One year extension of 100% first year allowances for qualifying investment in designated areas within enterprise zones.

Enhanced capital allowances in enterprise zones were introduced to encourage investment and economic growth. Legislation will be introduced so the 100% first year allowances remain available for qualifying plant and machinery expenditure in all designated areas within enterprise zones. These measures, originally introduced in 2012, will now be available until at least 31 March 2021.

Our comment

The extension of the availability of enhanced allowances in enterprise zones shows continued support to encourage investment and economic growth in these areas by the government.

When will it apply?

The extension to the enhanced allowances in enterprise zones will apply through to 31 March 2021.

Consultations on research and development tax relief

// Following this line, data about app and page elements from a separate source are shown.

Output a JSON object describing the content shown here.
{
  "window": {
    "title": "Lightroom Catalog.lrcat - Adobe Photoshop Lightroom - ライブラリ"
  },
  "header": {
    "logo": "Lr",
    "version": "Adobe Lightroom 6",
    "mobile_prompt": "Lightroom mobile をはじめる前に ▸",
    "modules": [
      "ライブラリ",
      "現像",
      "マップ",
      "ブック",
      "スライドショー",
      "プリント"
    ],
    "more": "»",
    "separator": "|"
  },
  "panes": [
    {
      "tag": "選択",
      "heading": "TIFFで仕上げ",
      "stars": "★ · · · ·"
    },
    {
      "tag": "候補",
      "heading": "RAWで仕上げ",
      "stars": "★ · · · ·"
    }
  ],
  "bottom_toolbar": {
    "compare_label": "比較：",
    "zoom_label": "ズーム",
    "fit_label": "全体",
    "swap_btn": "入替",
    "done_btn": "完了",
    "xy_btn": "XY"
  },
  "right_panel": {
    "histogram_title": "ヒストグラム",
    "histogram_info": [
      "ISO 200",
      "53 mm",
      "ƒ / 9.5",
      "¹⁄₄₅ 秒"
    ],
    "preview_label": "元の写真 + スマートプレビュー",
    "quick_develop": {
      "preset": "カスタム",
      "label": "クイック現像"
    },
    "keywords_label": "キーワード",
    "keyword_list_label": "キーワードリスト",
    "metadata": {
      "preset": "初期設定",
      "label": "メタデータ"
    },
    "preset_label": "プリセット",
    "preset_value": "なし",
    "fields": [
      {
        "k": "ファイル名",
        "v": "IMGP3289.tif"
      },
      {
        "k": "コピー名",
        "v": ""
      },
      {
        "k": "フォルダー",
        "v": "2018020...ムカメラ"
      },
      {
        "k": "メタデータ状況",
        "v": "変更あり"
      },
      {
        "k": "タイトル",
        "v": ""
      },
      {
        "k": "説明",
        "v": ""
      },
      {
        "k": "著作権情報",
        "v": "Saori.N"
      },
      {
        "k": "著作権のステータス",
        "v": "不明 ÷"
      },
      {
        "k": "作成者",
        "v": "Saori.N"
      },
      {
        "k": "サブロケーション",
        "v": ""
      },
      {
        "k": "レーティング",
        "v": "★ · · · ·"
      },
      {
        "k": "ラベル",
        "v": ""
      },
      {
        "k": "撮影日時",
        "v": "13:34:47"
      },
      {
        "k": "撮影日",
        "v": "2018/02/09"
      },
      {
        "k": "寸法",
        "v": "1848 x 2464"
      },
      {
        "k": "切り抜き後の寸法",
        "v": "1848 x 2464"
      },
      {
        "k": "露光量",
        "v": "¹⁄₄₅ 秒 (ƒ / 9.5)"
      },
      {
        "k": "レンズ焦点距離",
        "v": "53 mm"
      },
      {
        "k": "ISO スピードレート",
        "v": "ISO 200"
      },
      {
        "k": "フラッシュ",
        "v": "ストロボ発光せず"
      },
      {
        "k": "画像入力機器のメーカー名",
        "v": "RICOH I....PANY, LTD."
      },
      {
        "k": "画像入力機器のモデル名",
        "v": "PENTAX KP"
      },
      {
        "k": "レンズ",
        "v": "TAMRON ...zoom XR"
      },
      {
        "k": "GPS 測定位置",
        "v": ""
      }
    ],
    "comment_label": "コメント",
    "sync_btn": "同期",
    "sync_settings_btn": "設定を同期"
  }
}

The implementation of the PAYE cap for small and medium enterprises will be delayed until 1 April 2021. A further consultation will be issued on the design of the cap. The Government will also consult on whether or not expenditure on data and cloud computing should qualify for R&D tax credits.

The PAYE cap sought to prevent abuse of R&D tax relief by limiting the payable tax credit for SMEs to three times the PAYE liability of a company. The Government has decided to delay the implementation of the PAYE cap. The cap was initially planned to come into force in April 2020 but has been delayed until 1 April 2021. This is to allow for further consultation to ensure it prevents abuse of the scheme, while continuing to incentivise R&D activity within eligible companies.

The Government will also consult on the eligibility of data and cloud computing expenditure qualifying for R&D tax credits. These costs are not currently qualifying R&D expenditure under the current R&D relief schemes.

Our comment

It is with some relief we see that the Government has responded to the private sector’s concerns regarding certain nuances of the R&D tax relief schemes for SMEs and large companies.

While the delay to the introduction of the cap is a positive step, more work lies ahead to develop workable legislation.

Areas that continue to cause concern include the stringent rules relating to categories of eligible and non-eligible expenditure. Restrictive expenditure categories have resulted in many companies over- and under-claiming the R&D tax reliefs available. One such area is expenditure on software development and data and cloud computing, which are required in facilitating R&D activities. The Government has made a promise to consult on these areas. This should be seen as positive by the industry, however, it may only be a short-term solution, given the rapid evolution of this sector.

When will it apply?

The PAYE cap will apply from 1 April 2021

Tax relief for housing cooperatives

New reliefs from the annual tax on enveloped dwellings (ATED) and stamp duty land tax (SDLT) have been announced for qualifying housing cooperatives. These changes are intended to make the taxation of housing cooperatives fairer.

Housing cooperatives are currently subject to both ATED and SDLT on dwellings worth at least £500,000. A consultation on relief from these taxes will be carried out in summer 2020, and legislation is expected in Finance Bill 2020/21.

Our comment

These changes will provide a welcome relief from ATED and SDLT for qualifying housing cooperatives.

It has been considered by some that housing cooperatives should not have been made subject to these taxes, which were initially intended to combat tax avoidance through enveloping property in corporate structures.

As such, the changes should protect qualifying housing cooperatives while ensuring no new opportunities for tax avoidance are inadvertently created.

When will it apply?

The SDLT relief will be included in the 2020 Autumn Budget, and the ATED relief will come into effect on 1 April 2021.


This article was previously published on Smith & Williamson prior to the launch of Evelyn Partners.